Boeing stocks plunged nearly 5 percent on Friday after a fire and a "technical issue" on separate 787 Dreamliners in Britain stoked fresh safety concerns about the new high-tech jetliner.
Dow member Boeing's shares closed 4.7 percent lower at $101.87 in New York, clawing back from a dive of more than 7 percent.
Investor confidence was hammered after a Boeing 787 owned by Ethiopian Airlines caught fire while parked at London's Heathrow airport on Friday.
The fire forced Heathrow, the world's busiest international passenger air hub, to shut down for 90 minutes, but caused no injuries.
A Boeing spokesman said the US firm had personnel on the ground at the airport west of London and was "working to fully understand and address this."
In a separate incident, a Florida-bound Boeing 787 owned by Thomson Airways had to return to Manchester Airport in northwest England after take-off.
Thomson said the flight was turned back as a precautionary measure because of a "technical issue."
The US Federal Aviation Administration said it was aware of the Heathrow fire. "We are in contact with Boeing as they assess the incident," a spokeswoman said.
The incidents were the latest in a series of problems with the cutting-edge Boeing 787, which entered service in September 2011 after three years of production delays.
All 50 787s in service worldwide in January were grounded for about three months due to overheating in its lightweight lithium-ion batteries.
The grounding came after a battery fire on a parked 787 in Boston and, days later, a battery smoke incident that forced an emergency landing in Japan.
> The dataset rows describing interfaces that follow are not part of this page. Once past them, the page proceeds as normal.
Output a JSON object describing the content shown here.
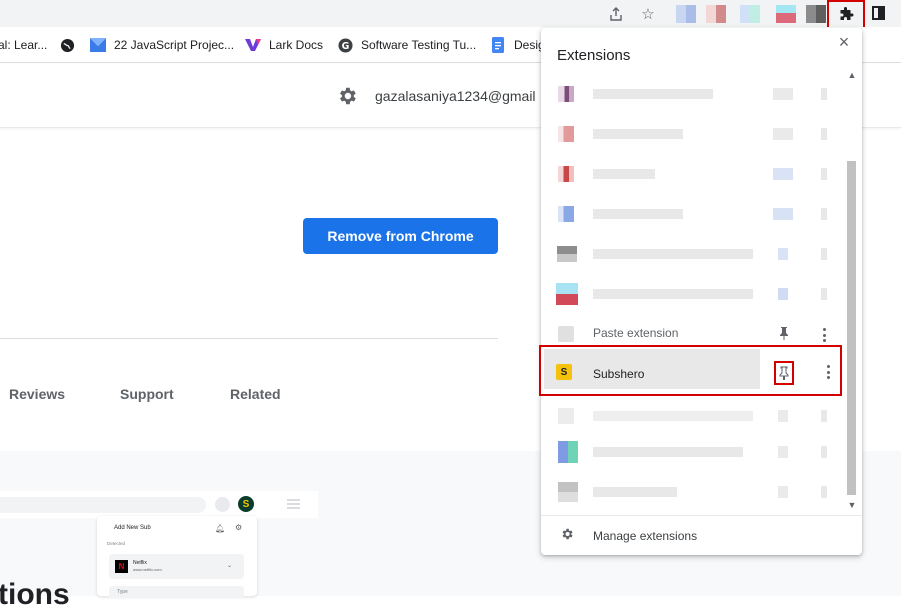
{
  "bookmarks": [
    {
      "label": "al: Lear...",
      "icon": "bookmark-icon"
    },
    {
      "label": "",
      "icon": "globe-icon"
    },
    {
      "label": "22 JavaScript Projec...",
      "icon": "m-logo-icon"
    },
    {
      "label": "Lark Docs",
      "icon": "lark-icon"
    },
    {
      "label": "Software Testing Tu...",
      "icon": "g-logo-icon"
    },
    {
      "label": "Desig",
      "icon": "docs-icon"
    }
  ],
  "header": {
    "account": "gazalasaniya1234@gmail"
  },
  "remove_button": "Remove from Chrome",
  "tabs": [
    "Reviews",
    "Support",
    "Related"
  ],
  "preview": {
    "card_title": "Add New Sub",
    "detected": "Detected",
    "service_name": "Netflix",
    "service_url": "www.netflix.com",
    "type_placeholder": "Type",
    "s_badge": "S",
    "netflix_badge": "N"
  },
  "heading_partial": "tions",
  "extensions_popup": {
    "title": "Extensions",
    "close": "×",
    "paste_extension": "Paste extension",
    "subshero": "Subshero",
    "subshero_badge": "S",
    "manage": "Manage extensions"
  },
  "colors": {
    "accent": "#1a73e8",
    "highlight_red": "#d40000",
    "subshero_yellow": "#f4c20d"
  }
}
Aviation regulators lifted the 787 grounding in late April after approving a Boeing battery fix.
There was no information yet on what caused the fire in the Ethiopian Airways aircraft.